In the Shelby lobby, the seniors met President Bonner, who handed out souvenir buttons featuring SouthPaw, South’s mascot. He urged them to consider South for their university education. He hoped they were enjoying their tour.
“Who delivered the baby in the Sim Lab?” Bonner asked, smiling. “I just want you all to know that whether it’s healthcare, engineering or any other field, there’s something for everyone at South.”
Jaguars Tour Jackson
In October, instead of taking high school students to South, the University brought a little bit of South to them. Call it the Jaguar Road Show.
The tour made its first stop at the Jackson Academy gymnasium. The band played fight songs as cheerleaders tossed souvenir cups and T-shirts into a crowd of students. Bonner asked seniors to visit the South campus and consider going to college in Mobile.
After a 40-minute program, Headmaster Joe Jones thanked the South group for visiting the academy.
“This is the first time a university has made a presentation like this at our school,” Jones said. “No other school has done this. And we appreciate it.”

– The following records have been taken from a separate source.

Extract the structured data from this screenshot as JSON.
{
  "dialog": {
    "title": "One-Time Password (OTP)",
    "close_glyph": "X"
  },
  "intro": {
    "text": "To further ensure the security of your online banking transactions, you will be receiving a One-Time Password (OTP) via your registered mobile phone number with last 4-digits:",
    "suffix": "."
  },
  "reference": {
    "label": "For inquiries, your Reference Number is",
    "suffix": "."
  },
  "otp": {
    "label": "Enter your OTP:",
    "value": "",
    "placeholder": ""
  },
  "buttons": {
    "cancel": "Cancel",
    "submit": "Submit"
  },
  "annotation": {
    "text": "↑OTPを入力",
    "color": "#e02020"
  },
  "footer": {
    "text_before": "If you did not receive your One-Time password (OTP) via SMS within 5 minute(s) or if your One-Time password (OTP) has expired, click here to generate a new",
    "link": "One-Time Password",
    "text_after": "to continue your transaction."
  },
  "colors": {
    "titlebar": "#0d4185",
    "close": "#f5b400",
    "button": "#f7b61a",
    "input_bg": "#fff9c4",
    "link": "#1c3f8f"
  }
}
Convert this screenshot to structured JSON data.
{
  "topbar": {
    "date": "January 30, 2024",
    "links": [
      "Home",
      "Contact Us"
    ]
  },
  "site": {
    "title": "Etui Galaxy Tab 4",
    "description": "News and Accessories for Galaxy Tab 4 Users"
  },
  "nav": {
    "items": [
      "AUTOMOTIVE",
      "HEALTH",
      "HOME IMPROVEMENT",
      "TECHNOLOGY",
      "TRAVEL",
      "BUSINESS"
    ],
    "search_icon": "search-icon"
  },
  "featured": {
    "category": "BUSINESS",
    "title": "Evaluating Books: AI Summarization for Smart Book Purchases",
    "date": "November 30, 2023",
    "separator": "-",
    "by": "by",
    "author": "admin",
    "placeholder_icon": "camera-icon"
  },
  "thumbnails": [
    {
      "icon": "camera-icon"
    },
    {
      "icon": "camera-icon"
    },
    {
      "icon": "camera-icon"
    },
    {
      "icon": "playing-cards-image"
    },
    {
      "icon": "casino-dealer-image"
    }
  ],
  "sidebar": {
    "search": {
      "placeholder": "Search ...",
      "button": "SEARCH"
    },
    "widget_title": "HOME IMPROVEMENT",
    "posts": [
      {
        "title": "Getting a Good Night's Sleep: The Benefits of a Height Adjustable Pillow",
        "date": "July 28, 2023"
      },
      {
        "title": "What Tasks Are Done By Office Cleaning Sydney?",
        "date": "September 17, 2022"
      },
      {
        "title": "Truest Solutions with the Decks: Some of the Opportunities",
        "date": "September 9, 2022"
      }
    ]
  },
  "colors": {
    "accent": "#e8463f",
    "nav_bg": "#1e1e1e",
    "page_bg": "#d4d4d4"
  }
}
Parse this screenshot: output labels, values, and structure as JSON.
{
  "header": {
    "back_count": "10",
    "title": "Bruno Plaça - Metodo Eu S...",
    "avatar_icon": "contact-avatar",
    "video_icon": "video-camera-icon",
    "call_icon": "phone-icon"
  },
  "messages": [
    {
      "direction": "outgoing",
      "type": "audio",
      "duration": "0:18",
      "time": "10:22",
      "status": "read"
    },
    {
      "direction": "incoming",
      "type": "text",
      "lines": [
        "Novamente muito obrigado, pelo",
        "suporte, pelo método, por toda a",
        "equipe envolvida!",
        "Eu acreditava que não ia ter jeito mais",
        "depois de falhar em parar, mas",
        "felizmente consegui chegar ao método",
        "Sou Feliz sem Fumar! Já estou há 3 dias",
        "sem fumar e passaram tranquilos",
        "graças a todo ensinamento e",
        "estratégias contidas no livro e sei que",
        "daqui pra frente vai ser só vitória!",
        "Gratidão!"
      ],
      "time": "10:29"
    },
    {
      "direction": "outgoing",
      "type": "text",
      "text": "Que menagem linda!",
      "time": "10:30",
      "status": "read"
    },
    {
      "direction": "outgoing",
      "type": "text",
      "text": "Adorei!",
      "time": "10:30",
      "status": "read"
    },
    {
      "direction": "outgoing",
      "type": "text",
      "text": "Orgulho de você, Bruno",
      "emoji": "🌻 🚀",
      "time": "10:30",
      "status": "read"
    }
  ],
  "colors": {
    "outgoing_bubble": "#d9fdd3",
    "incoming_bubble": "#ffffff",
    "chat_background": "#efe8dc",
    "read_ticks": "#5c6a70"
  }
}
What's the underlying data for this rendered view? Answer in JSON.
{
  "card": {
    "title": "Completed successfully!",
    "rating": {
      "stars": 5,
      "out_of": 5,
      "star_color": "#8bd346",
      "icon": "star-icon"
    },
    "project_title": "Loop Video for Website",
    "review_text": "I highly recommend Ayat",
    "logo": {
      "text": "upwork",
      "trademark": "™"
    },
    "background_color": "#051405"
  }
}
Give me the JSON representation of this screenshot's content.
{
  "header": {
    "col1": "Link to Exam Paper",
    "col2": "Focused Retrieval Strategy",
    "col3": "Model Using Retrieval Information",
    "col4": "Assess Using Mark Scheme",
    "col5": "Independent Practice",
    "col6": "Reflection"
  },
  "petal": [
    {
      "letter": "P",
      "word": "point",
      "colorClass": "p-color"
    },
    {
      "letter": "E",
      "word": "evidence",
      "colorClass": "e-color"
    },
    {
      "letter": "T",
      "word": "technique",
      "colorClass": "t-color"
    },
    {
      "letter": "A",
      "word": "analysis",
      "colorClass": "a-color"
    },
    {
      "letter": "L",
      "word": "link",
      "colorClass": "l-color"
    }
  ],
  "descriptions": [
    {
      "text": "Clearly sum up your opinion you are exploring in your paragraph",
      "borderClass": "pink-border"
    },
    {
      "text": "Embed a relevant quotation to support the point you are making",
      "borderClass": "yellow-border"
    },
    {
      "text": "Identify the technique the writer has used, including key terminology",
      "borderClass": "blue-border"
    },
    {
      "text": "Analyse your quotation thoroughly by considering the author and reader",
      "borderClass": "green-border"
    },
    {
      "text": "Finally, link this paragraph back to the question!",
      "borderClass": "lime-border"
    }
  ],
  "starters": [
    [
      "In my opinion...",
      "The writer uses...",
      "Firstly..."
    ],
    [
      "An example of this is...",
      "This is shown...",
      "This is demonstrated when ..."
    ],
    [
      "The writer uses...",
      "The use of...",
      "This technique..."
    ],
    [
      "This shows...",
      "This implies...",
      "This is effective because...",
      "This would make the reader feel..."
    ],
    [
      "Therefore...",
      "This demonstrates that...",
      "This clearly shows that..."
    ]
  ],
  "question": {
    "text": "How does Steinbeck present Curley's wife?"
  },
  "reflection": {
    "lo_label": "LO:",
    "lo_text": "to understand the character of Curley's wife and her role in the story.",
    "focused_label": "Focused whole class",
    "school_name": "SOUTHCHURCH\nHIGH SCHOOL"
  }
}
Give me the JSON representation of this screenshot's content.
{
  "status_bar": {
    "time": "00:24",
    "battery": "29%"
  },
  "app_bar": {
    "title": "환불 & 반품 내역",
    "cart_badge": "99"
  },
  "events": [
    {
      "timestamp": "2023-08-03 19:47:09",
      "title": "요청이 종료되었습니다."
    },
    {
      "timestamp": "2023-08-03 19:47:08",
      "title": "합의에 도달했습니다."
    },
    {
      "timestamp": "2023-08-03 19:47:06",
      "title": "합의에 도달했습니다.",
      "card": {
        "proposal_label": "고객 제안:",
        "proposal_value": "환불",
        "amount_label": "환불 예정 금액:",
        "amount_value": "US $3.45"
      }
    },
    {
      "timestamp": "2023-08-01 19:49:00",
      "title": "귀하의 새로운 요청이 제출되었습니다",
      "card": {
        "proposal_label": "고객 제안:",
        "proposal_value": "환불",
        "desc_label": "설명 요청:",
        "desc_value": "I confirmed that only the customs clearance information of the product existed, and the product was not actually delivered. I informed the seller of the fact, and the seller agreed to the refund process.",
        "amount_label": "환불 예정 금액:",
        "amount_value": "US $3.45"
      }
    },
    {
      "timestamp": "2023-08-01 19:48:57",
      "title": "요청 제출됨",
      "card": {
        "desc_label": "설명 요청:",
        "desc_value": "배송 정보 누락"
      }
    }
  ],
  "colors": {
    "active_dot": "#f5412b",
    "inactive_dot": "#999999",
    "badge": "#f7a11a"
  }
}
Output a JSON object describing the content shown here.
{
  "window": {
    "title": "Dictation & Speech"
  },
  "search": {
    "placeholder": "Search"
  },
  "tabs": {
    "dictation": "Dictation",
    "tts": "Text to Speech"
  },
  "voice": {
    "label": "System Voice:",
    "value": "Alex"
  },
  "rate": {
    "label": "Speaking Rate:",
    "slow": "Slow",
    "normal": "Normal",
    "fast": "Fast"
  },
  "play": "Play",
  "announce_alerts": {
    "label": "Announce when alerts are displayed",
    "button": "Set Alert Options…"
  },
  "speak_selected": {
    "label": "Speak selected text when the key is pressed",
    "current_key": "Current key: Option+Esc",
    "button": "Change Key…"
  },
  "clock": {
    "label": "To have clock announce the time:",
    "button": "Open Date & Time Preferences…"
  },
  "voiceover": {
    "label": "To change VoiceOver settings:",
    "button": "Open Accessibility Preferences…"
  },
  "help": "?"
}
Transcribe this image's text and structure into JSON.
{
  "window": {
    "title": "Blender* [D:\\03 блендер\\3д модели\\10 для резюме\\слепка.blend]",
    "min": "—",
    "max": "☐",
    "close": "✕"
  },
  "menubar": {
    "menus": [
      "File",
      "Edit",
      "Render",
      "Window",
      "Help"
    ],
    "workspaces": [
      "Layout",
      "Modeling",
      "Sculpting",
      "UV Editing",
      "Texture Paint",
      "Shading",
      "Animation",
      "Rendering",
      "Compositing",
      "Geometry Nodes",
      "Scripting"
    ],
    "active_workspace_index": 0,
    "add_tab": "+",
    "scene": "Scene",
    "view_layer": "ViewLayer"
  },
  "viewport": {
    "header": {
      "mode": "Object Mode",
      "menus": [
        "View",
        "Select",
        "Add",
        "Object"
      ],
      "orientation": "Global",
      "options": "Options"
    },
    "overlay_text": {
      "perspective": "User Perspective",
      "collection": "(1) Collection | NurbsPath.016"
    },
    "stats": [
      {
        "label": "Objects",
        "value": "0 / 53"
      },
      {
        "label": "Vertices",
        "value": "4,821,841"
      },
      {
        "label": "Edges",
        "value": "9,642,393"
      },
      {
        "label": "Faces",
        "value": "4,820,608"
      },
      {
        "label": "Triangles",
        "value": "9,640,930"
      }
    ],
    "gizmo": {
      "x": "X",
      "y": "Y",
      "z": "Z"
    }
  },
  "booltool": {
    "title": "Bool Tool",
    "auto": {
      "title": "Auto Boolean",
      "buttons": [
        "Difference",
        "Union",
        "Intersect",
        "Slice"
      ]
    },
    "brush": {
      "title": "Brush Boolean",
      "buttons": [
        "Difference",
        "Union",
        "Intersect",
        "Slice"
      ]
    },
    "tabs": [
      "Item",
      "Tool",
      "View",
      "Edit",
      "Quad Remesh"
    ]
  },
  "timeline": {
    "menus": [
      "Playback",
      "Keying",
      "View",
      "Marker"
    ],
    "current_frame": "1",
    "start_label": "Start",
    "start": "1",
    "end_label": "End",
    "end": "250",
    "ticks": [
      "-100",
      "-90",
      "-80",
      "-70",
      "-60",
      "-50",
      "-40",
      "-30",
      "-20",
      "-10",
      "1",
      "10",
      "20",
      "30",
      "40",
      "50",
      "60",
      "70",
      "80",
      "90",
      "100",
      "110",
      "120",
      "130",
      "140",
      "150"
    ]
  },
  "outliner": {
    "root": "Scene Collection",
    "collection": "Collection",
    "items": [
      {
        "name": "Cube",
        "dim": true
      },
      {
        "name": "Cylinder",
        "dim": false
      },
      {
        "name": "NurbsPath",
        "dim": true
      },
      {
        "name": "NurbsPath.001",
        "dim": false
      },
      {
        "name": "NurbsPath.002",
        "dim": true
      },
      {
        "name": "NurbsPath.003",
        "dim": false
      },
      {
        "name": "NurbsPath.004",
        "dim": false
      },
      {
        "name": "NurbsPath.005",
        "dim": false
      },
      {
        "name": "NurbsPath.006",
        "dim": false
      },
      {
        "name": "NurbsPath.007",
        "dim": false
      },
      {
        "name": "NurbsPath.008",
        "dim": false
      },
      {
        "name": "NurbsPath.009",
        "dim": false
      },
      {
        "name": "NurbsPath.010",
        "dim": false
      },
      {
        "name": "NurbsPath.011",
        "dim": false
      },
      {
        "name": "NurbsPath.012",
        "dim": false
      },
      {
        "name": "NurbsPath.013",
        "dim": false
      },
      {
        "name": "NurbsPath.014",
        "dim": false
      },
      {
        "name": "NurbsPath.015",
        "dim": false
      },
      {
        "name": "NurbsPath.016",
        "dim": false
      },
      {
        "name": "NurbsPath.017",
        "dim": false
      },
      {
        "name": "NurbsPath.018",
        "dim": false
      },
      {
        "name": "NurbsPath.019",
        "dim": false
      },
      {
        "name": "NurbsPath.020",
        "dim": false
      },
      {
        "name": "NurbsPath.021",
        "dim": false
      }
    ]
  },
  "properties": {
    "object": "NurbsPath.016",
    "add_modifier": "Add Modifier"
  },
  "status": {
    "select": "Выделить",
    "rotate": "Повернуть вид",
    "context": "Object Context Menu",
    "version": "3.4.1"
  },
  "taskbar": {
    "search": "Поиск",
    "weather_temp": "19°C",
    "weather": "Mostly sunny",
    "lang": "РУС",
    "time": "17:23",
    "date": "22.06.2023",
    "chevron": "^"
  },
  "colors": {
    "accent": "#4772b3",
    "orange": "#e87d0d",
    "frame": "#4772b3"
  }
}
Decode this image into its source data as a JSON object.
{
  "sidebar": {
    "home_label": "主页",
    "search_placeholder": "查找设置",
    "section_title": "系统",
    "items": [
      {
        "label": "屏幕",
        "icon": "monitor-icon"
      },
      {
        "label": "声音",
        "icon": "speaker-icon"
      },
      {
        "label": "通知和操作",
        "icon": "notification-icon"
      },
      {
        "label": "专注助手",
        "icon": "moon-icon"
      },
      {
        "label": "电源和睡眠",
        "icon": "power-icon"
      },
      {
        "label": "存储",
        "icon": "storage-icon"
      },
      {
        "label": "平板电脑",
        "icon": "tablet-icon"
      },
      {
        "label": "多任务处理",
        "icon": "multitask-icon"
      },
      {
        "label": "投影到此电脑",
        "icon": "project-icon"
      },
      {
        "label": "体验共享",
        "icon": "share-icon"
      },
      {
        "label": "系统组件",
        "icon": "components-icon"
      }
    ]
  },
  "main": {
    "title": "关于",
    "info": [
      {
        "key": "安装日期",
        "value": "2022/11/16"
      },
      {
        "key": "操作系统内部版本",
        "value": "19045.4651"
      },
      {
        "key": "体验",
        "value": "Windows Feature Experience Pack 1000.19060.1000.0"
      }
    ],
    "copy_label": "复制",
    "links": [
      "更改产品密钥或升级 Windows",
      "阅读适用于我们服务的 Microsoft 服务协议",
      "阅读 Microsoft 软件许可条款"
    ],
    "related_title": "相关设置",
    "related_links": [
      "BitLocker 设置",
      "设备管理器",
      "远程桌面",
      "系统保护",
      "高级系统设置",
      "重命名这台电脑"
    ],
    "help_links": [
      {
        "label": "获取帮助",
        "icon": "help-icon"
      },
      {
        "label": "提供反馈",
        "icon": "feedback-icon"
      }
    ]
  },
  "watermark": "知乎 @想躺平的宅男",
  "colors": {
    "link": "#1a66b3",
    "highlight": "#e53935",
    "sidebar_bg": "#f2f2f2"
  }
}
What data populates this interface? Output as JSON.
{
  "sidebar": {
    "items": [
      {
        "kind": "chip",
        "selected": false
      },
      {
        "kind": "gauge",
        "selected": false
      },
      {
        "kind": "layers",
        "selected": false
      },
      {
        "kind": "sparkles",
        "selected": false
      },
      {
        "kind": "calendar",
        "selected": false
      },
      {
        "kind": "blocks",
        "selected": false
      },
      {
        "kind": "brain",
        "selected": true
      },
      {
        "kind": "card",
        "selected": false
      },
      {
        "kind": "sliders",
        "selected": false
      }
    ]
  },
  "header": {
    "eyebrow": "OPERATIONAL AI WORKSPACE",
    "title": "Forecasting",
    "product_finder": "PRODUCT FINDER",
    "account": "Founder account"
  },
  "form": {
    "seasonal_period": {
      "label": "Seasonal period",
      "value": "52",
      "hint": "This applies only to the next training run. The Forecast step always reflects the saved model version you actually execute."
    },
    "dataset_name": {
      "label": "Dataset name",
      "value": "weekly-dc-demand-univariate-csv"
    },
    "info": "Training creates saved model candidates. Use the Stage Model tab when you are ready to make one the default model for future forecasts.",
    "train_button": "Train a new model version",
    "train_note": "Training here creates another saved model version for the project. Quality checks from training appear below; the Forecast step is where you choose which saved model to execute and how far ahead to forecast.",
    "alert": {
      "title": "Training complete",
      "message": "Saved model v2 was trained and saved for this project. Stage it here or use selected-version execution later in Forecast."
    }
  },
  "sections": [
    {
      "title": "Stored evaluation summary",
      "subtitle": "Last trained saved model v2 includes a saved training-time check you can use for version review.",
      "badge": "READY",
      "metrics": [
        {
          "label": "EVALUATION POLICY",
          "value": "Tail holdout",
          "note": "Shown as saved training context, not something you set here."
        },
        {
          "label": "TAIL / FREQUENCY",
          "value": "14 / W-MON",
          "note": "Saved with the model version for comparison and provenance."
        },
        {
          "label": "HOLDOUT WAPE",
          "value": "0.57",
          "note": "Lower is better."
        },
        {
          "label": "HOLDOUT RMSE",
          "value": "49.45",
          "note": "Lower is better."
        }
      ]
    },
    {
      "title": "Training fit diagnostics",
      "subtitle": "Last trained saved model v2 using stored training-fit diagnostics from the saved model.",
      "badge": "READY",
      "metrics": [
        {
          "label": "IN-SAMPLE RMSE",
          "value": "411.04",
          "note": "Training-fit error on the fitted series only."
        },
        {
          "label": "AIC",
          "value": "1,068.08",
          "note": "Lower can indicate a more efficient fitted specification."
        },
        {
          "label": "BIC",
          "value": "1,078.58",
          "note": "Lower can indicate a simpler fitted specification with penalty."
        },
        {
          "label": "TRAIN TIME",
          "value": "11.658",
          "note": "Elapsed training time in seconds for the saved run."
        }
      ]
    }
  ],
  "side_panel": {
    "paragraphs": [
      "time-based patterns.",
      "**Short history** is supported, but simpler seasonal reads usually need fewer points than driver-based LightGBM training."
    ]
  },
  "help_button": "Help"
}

The South students and administrators jumped back on their bus and visited three other Clarke County high schools. In between music and cheers, they promoted everything from the Mitchell College of Business to the largest nursing program in the state to the new School of Marine and Environmental Sciences.
Students asked about admissions, financial aid and taking a tour. Teachers talked about their connections to South.
Tiffany Newsom, a counselor at Clarke Prep School, said her daughter was a Jaguar. She got a kick out of the South traveling show.
“We’ve had different colleges come here,” Newsom said, laughing, “but they weren’t as much fun.”
Baker Legacy on Campus
The campus tours are a South 101 course for prospective students – an introductory mix of campus spots, academic programs and school spirit. Over a breakfast of chicken biscuits, Amanda Owens, an admissions officer and recruiter, gave Baker students a brief overview before leading them in a chant of “Go Jags.” She showed them how to hold their thumb and index finger to form the letter J for Jaguars.
“Use your left hand,” she said. “Your left hand.”
I know a lot of Baker graduates who are leaders at South,” she told them. “They’re involved in things. You see them on campus. Baker has a legacy at South.”
Ashleigh Taylor, a South tour guide who lives on campus, took over the second half of the campus tour. She showed the students around Camellia Hall, a residence hall that is home base for many entering first-year students. She emphasized building security, with a system of keys and swipe cards, and answered questions about choosing rooms and roommates.
Leading lots of tours has taught Taylor what engages high school students. She hits the highlights. She knows what they’ll be talking about the next day at school.
“Definitely the Rec Center pools and climbing wall,” she said. “And they also love getting to walk on the turf of the football stadium.”